== Source data ==
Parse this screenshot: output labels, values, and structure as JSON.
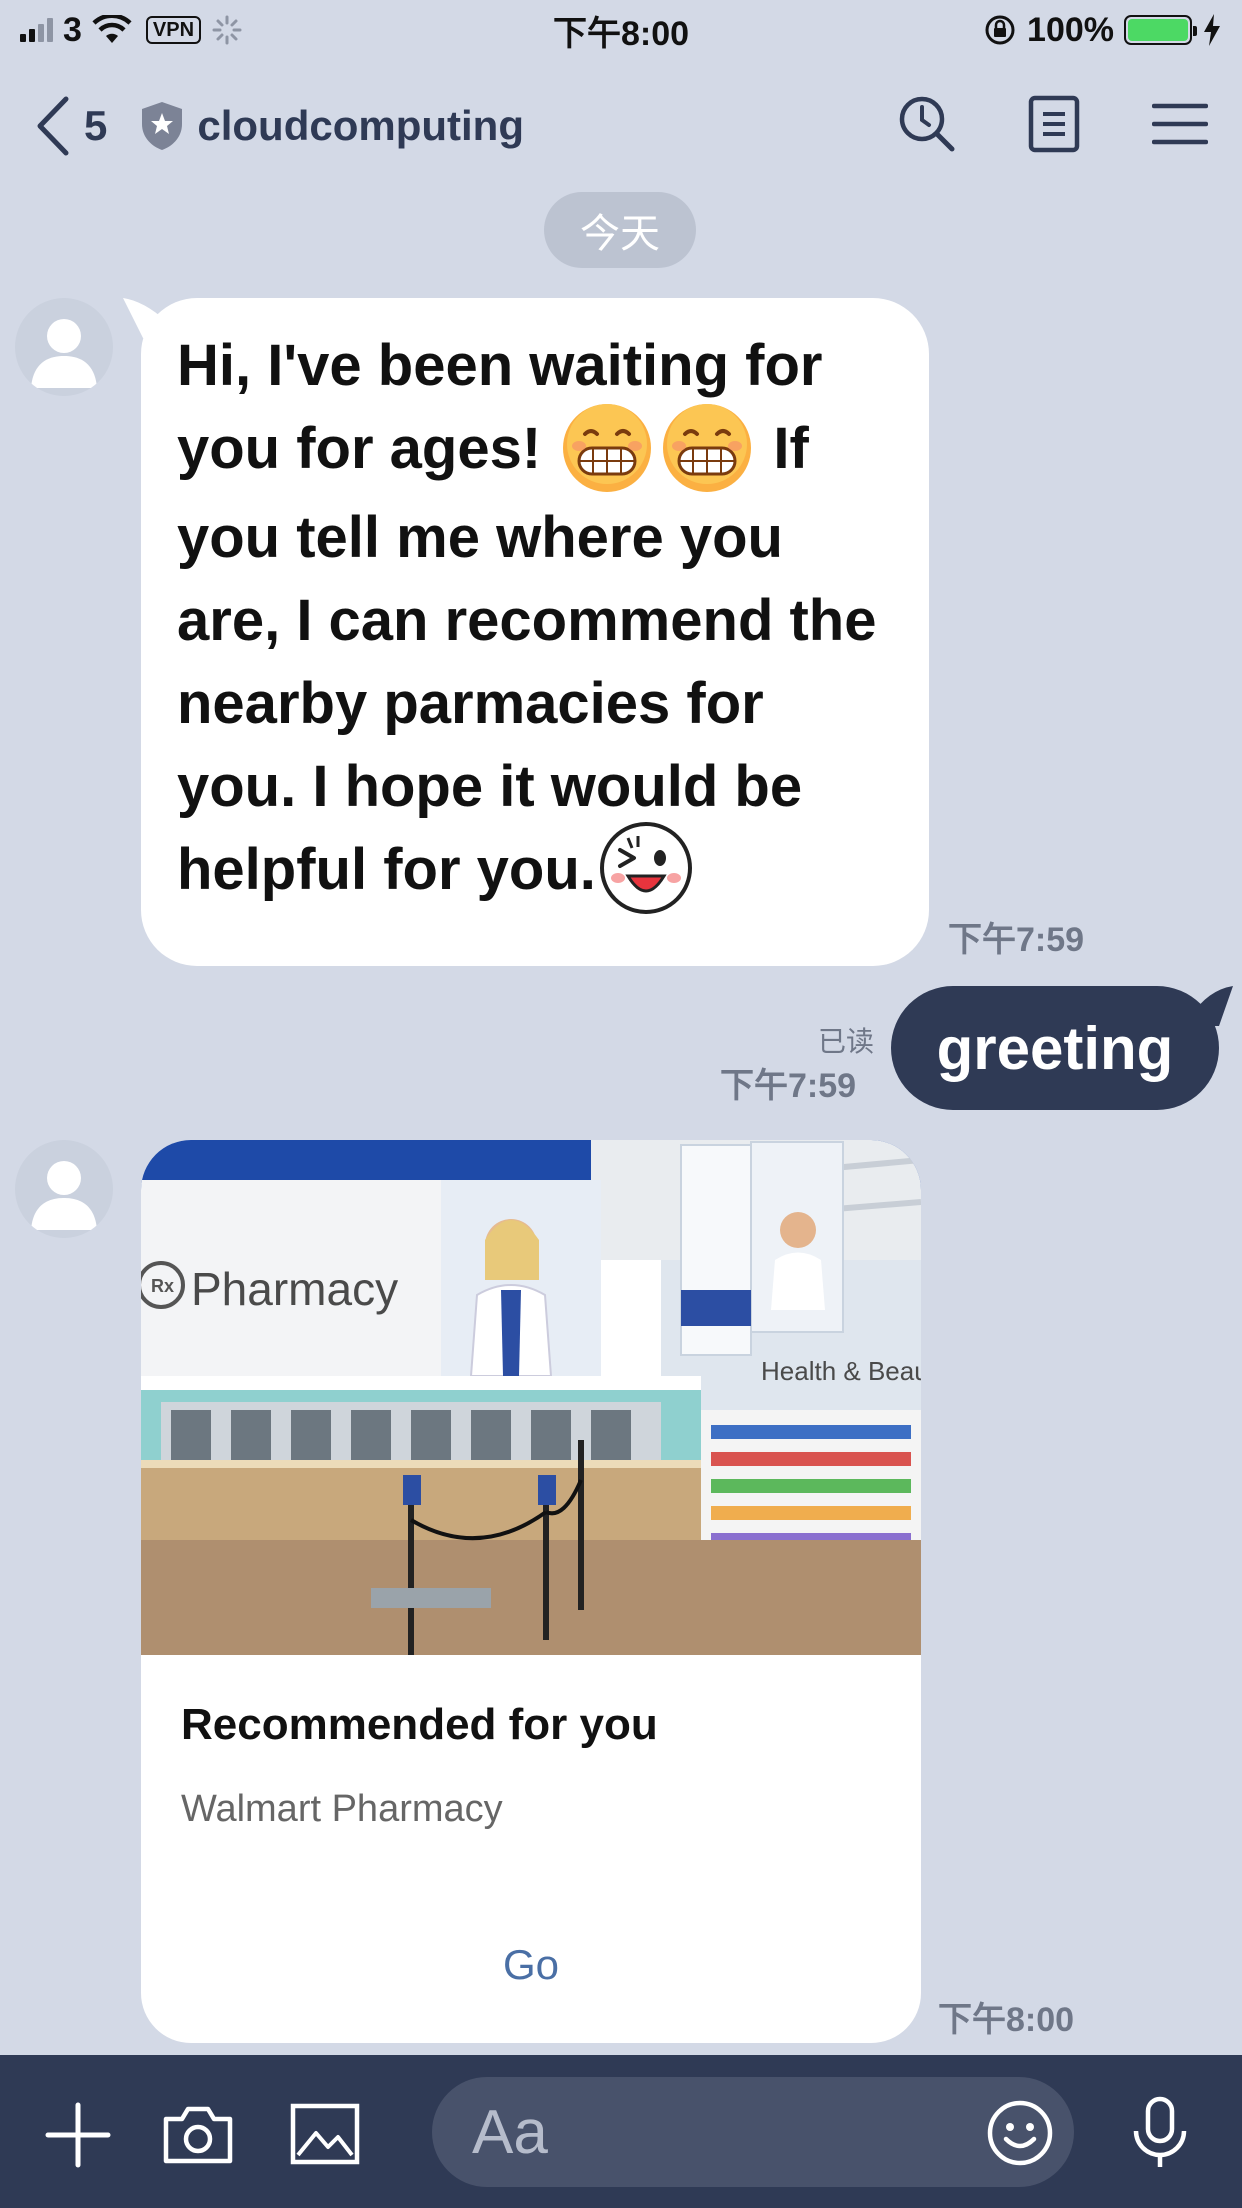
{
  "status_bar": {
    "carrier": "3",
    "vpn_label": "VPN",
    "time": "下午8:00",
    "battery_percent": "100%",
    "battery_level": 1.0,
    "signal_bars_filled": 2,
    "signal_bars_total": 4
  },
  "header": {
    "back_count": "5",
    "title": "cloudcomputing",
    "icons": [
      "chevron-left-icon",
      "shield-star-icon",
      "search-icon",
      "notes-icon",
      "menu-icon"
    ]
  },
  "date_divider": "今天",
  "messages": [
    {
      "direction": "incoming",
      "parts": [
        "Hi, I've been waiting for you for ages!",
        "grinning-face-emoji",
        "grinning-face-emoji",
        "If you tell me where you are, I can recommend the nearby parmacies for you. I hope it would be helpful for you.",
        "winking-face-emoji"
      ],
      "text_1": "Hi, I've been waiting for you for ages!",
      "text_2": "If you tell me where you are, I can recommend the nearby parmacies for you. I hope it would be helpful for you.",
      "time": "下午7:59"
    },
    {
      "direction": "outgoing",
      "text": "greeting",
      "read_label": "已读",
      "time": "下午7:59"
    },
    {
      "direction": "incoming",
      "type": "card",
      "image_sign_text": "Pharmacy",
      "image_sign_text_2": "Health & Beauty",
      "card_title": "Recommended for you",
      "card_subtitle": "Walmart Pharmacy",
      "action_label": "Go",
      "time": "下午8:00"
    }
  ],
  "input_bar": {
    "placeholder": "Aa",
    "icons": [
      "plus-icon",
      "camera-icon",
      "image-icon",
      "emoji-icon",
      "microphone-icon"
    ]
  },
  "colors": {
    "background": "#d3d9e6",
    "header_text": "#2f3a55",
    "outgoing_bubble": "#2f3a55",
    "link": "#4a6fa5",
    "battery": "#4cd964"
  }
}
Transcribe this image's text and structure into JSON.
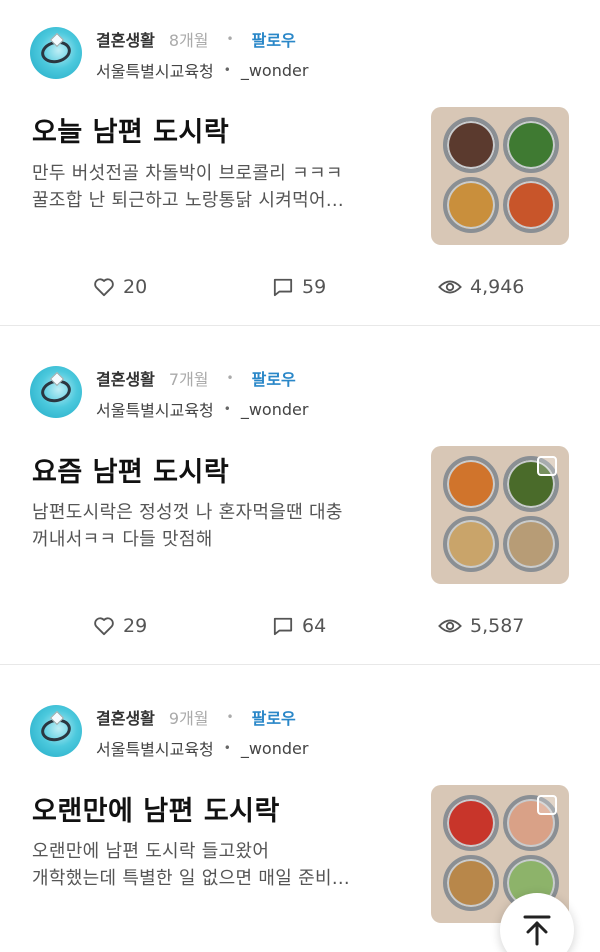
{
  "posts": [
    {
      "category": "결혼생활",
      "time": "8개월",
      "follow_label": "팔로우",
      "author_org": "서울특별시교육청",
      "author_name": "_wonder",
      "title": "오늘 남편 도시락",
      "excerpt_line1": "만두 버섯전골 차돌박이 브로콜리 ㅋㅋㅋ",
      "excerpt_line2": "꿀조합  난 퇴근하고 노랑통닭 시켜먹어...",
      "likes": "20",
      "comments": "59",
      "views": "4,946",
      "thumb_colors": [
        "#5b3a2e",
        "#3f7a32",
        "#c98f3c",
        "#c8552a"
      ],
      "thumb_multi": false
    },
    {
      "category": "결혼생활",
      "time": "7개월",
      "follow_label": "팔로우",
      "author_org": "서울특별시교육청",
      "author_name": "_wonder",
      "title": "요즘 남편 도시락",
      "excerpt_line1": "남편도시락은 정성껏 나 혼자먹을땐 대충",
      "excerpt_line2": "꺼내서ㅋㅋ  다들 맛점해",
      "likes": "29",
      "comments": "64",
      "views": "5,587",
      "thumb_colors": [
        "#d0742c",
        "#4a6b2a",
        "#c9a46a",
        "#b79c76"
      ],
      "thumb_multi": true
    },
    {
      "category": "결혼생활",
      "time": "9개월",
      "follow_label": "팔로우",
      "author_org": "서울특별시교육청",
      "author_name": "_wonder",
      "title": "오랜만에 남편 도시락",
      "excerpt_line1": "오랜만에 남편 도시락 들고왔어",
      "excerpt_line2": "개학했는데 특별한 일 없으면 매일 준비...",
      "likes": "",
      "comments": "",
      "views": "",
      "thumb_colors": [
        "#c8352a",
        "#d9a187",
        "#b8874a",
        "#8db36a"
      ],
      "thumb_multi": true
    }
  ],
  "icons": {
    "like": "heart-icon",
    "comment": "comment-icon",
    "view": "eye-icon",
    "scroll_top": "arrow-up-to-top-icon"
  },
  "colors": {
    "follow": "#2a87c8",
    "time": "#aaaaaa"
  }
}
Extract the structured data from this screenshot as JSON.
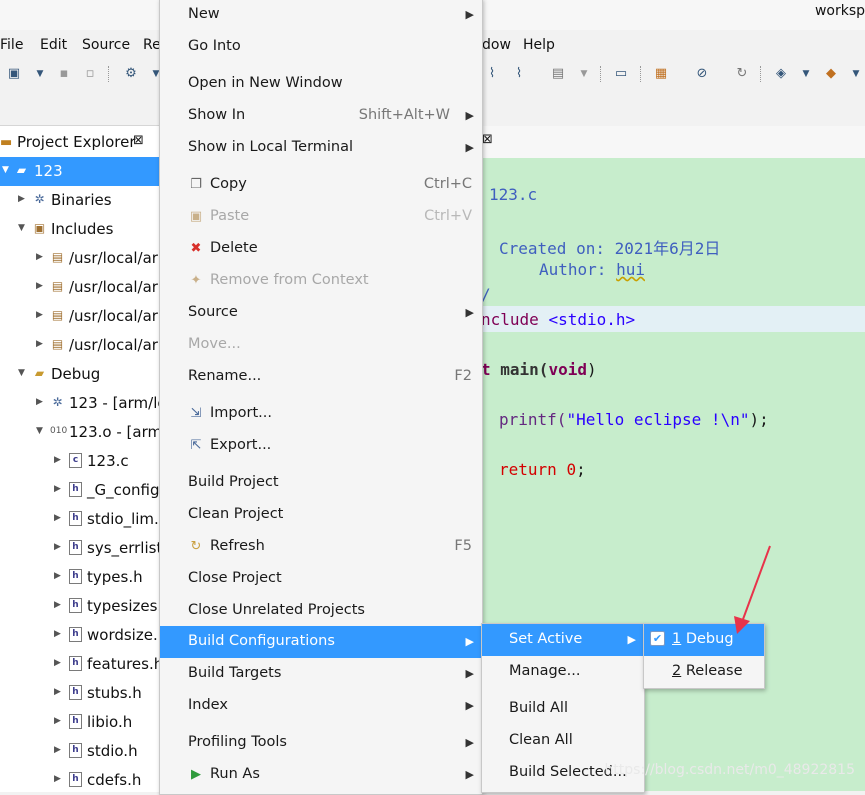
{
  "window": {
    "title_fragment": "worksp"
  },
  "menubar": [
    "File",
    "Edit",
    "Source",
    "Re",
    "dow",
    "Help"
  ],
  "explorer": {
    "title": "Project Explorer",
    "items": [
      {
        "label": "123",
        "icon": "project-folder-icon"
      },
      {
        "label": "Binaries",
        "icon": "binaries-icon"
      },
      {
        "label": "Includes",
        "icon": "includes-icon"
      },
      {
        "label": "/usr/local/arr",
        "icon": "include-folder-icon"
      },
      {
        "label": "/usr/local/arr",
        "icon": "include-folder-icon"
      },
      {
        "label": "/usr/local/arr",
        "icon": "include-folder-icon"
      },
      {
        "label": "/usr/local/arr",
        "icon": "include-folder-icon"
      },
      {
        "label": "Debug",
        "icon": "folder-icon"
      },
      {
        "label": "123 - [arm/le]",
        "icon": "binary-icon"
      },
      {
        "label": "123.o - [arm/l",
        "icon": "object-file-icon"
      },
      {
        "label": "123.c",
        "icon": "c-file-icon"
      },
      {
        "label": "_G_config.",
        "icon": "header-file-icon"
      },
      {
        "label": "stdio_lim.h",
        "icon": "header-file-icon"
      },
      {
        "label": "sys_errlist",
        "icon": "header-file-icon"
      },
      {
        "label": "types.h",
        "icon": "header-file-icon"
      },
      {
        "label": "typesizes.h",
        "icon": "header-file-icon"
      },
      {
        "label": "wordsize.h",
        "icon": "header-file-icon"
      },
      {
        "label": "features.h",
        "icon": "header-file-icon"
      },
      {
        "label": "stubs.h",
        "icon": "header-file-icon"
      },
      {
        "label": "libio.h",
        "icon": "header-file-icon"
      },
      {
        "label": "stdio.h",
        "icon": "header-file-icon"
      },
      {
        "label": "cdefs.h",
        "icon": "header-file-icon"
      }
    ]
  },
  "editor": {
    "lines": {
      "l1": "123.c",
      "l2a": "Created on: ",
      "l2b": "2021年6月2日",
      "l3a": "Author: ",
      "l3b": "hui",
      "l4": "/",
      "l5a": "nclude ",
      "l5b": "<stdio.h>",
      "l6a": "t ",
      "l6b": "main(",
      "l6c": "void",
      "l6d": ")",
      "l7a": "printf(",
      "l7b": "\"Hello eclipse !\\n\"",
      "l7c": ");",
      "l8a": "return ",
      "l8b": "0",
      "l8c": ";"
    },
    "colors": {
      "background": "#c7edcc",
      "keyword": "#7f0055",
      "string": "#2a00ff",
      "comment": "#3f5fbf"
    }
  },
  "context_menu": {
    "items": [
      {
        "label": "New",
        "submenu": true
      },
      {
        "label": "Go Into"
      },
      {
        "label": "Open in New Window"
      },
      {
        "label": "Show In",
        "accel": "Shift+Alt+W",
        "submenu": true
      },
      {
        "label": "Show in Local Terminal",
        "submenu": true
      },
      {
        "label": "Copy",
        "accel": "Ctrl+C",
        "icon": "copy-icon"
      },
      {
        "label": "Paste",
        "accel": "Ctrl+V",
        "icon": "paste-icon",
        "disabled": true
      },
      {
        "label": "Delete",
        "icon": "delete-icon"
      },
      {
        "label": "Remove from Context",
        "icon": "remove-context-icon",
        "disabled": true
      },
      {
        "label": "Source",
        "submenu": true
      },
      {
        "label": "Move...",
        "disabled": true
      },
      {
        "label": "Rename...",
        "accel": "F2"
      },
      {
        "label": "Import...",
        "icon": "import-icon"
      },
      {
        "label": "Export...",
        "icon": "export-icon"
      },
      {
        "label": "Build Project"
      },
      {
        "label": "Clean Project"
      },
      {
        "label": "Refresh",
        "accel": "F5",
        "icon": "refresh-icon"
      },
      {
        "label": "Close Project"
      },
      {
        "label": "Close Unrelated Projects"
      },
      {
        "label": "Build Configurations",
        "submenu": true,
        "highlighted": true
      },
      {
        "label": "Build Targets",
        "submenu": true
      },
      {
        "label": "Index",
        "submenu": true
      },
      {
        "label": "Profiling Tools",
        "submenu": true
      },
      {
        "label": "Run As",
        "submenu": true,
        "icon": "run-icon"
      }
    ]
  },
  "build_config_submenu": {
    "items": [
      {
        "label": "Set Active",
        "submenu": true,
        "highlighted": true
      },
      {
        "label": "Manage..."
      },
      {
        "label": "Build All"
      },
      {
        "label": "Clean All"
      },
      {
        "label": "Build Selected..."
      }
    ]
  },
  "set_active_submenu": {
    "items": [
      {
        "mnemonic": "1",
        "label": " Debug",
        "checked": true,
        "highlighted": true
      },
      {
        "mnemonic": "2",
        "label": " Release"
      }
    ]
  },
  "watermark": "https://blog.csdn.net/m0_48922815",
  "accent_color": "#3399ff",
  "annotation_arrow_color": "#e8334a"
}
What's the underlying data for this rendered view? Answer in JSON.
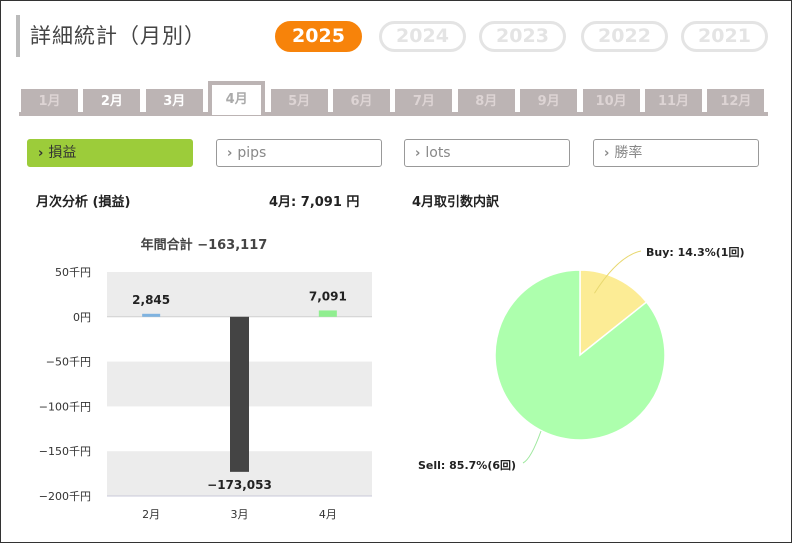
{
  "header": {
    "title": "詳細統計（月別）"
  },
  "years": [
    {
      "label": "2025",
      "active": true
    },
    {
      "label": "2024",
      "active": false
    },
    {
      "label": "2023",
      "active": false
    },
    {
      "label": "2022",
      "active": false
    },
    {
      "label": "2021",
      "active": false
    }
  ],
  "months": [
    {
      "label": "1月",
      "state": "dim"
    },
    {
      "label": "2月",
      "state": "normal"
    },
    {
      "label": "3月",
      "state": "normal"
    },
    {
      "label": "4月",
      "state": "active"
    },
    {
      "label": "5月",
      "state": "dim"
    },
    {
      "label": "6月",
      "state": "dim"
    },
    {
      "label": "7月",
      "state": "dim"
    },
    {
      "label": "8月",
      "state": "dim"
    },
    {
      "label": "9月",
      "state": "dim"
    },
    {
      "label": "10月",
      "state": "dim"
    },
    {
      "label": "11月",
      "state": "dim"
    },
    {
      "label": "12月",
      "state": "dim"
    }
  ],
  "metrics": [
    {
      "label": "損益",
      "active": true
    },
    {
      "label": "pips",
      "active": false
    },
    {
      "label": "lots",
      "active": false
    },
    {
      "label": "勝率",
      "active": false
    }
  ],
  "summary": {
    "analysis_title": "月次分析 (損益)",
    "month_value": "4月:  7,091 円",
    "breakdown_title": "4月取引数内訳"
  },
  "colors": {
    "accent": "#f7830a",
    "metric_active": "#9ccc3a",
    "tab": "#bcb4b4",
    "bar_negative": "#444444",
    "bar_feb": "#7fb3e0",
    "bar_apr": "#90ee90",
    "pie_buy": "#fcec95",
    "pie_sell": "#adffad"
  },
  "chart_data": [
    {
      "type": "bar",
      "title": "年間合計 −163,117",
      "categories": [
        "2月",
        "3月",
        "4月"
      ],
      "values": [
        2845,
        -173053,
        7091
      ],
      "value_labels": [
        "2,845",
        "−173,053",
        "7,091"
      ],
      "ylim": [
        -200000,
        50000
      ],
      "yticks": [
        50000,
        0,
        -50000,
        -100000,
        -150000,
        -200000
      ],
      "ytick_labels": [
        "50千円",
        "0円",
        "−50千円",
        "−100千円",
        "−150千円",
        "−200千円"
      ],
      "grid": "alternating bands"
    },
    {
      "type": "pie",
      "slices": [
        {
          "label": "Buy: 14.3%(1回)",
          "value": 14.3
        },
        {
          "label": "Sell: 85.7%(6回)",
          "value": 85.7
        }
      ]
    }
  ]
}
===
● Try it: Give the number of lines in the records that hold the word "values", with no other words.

● Solution to this exercise: 2